The Secret Life of Grief

by Derek Thompson, The Atlantic, 3 December 2013 A longer weekend read from two years ago: Derek Thompson’s funny sad honest memories of the death of his beloved mother lead him to discover resilience in grief. This is how we have better conversations about dying. Eulogies ought to begin with a laugh, I decided, so… Read more »

A scandal in the euthanasia archives

by Ian Dowbiggin, The Prince Arthur Herald, 30 November 2015 Ian Dowbiggin teaches history at the University of Prince Edward Island, and is the author of A Merciful End: The Euthanasia Movement in Modern America. One thing is clear: if the euthanasia movement’s records have indeed been destroyed, a lot of history has vanished, Orwell-like, down a… Read more »

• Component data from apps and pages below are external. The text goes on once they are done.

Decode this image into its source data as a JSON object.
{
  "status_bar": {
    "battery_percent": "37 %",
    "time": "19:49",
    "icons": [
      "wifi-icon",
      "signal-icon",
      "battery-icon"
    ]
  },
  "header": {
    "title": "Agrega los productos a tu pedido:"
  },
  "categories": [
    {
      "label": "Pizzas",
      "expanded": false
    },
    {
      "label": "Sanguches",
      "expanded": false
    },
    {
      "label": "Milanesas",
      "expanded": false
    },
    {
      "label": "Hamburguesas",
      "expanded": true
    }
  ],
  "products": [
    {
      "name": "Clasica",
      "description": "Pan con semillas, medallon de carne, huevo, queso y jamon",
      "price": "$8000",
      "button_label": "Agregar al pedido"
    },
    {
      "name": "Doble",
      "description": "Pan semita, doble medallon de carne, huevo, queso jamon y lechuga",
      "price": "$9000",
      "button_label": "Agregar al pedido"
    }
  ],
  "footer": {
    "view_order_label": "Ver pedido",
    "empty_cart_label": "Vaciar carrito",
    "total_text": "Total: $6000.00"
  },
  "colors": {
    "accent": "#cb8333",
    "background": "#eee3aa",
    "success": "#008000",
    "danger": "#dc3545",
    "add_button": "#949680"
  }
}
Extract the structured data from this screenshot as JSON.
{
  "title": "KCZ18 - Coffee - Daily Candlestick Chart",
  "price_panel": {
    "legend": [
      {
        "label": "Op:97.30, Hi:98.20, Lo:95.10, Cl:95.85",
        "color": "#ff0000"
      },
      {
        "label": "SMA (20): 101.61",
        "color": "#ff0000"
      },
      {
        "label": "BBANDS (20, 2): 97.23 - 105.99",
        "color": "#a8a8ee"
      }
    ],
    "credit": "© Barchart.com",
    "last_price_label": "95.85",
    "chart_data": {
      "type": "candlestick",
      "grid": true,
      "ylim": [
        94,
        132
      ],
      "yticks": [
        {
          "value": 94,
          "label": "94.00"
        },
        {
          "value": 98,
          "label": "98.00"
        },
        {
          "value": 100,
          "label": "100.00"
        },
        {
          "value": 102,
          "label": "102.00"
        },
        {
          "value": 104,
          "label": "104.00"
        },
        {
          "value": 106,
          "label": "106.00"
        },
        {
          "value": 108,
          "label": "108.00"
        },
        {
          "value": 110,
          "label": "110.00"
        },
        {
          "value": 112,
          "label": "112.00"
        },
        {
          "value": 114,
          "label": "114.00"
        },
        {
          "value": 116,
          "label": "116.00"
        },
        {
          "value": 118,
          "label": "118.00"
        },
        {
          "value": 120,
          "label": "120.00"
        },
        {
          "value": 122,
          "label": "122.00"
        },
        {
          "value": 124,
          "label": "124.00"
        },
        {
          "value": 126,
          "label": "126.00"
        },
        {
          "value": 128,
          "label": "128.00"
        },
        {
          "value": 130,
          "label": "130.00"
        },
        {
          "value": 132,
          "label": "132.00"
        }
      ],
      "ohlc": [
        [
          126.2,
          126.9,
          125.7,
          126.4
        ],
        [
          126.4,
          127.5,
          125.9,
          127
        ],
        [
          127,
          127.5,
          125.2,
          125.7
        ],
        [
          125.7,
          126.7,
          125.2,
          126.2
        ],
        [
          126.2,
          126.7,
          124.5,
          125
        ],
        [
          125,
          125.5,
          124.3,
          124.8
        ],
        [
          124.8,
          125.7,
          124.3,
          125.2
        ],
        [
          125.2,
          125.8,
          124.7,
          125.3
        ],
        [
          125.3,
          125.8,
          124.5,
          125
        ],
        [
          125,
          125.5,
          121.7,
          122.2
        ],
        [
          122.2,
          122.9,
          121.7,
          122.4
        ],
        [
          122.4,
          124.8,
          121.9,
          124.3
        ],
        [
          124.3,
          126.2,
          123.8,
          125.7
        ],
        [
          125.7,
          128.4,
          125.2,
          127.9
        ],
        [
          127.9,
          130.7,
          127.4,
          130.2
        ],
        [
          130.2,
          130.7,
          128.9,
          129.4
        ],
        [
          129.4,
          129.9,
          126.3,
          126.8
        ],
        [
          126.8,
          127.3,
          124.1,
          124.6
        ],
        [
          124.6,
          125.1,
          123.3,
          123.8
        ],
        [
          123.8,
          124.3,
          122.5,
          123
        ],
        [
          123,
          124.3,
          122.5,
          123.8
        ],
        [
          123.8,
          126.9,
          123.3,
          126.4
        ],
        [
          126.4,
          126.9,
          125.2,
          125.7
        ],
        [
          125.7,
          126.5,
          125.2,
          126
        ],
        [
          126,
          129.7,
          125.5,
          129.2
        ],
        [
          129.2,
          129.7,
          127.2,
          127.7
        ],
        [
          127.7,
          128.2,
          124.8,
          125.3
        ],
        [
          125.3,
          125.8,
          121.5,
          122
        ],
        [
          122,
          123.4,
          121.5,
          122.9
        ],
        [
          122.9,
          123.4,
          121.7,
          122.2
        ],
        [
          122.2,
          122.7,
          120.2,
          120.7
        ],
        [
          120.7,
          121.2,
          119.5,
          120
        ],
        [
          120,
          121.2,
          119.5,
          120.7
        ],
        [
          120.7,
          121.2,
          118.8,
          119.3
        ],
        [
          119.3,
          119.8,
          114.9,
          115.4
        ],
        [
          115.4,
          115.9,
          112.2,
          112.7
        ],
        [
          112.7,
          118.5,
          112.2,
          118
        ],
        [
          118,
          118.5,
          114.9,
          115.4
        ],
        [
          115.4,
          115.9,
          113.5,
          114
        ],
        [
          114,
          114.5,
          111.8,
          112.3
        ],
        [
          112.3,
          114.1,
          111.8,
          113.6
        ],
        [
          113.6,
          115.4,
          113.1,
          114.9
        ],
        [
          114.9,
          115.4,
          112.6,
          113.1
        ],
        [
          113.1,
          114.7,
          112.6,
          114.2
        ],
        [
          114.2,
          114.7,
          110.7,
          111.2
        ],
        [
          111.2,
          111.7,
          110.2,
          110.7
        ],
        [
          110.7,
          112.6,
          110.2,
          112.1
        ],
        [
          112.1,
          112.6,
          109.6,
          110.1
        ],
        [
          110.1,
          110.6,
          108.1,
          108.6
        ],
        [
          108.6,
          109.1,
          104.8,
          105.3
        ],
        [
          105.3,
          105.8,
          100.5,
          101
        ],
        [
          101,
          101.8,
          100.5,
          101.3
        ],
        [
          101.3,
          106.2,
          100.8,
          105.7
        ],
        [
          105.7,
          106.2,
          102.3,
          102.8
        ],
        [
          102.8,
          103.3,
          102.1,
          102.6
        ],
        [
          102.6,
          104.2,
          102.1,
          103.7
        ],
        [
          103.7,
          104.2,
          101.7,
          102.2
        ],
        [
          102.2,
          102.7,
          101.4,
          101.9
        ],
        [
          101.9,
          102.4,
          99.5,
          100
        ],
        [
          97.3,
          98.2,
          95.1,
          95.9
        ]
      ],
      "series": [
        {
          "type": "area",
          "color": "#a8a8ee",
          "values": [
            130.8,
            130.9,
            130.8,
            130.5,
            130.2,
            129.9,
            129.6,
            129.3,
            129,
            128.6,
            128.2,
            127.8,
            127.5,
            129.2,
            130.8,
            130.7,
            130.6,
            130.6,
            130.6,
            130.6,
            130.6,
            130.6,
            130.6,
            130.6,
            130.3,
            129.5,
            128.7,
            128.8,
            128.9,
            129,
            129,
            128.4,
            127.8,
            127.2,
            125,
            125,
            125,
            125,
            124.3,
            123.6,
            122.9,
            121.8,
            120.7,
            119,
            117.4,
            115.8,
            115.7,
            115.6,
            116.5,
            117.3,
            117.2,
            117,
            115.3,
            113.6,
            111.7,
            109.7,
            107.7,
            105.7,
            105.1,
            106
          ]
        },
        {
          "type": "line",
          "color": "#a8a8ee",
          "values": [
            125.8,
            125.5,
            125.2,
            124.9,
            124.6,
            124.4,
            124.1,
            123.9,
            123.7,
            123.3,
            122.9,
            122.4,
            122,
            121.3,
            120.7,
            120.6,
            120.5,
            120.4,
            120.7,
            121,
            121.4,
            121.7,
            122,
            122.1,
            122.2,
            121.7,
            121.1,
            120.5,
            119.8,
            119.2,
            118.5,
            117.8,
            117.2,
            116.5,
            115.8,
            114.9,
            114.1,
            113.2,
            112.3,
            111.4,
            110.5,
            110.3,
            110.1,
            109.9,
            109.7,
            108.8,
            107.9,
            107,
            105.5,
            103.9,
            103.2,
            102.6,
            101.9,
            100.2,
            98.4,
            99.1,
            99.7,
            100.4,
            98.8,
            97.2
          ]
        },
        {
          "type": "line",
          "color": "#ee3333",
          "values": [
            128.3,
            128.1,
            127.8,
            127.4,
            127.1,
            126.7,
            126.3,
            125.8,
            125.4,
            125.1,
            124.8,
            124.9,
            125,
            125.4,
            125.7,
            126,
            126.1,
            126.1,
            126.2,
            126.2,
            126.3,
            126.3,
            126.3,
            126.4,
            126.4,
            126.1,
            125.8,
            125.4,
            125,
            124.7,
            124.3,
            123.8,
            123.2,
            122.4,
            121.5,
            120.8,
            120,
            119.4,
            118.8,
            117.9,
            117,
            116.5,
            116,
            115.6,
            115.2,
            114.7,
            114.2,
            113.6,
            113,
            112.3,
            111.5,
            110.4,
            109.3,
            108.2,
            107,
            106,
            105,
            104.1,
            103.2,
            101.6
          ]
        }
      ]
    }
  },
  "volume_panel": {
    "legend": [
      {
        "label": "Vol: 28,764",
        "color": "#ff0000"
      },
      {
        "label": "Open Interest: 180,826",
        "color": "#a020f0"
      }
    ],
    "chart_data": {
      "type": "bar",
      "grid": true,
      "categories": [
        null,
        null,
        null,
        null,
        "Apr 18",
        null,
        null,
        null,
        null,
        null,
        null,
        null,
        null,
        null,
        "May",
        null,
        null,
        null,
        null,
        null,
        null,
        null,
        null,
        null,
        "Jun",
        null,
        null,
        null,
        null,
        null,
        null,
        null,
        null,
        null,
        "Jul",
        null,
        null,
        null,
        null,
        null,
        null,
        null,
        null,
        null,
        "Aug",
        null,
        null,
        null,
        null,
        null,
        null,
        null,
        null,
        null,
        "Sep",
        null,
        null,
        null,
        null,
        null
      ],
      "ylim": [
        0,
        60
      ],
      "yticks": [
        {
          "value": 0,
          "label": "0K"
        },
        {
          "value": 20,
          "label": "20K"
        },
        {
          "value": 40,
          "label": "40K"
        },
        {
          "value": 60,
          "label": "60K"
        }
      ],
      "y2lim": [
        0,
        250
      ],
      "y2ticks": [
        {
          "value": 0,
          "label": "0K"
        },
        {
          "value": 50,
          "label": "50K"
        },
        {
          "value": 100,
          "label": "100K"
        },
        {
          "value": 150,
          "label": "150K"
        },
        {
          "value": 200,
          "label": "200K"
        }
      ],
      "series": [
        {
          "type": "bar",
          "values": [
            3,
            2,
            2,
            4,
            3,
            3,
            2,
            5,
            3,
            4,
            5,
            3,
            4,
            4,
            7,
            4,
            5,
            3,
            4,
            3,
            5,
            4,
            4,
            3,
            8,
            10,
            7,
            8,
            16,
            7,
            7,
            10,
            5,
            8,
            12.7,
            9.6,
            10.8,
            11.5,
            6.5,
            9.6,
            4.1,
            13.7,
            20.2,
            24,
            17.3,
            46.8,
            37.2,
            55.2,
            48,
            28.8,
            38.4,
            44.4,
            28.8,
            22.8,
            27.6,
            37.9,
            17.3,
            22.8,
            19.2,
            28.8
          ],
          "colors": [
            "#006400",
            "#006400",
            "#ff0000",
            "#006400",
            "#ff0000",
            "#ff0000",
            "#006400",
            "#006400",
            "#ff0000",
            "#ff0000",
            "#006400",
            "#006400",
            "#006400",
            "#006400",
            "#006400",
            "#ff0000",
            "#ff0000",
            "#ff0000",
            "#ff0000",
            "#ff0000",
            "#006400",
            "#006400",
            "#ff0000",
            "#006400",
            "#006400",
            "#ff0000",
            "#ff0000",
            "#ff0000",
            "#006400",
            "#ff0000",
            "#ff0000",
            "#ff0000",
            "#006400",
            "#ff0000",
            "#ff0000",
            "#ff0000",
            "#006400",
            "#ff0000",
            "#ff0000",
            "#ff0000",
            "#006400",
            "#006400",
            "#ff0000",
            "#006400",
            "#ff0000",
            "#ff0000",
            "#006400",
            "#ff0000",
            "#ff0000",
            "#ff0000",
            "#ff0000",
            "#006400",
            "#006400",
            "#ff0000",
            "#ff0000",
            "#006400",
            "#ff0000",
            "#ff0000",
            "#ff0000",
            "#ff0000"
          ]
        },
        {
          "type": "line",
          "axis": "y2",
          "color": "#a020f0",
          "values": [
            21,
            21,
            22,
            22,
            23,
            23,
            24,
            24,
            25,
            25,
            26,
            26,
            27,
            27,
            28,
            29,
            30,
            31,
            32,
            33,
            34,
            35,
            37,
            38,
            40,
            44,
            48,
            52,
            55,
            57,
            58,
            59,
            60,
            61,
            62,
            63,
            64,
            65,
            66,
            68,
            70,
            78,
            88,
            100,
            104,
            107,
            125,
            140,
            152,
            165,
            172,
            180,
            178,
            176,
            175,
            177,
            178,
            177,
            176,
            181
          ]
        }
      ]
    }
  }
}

The Disability Experience

by William Peace, Bad Cripple, 2 December 2015 William Peace has a PhD in Anthropology with Distinction from Columbia University, and his research interests include the history of anthropology, body art and modification, bioethics, and disability studies. He is a member of the board of Not Dead Yet. For those who support assisted suicide legislation… Read more »

Parents – talk to your kids about mental health. Even if it’s awkward.

by Hannah Jane Parkinson, The Guardian, 1 December 2015 Young people are especially vulnerable in dealing with mental illness. Families need to be ready, willing and able to talk about it. There are many things it’s difficult to talk about with parents. Mental health, apparently, is one of them. Given that one in 10 young… Read more »

The right to die or the right to kill?

by Karen Hitchcock, The Monthly, December 2015 Dr Hitchcock reflects on her appearance with Andrew Denton on the ABC’s Q & A programme. Celebrity is our religion. Celebrities are our gurus, teaching us what to wear, what to buy, how to look and, now, what to think. They front campaigns for human rights and animal… Read more »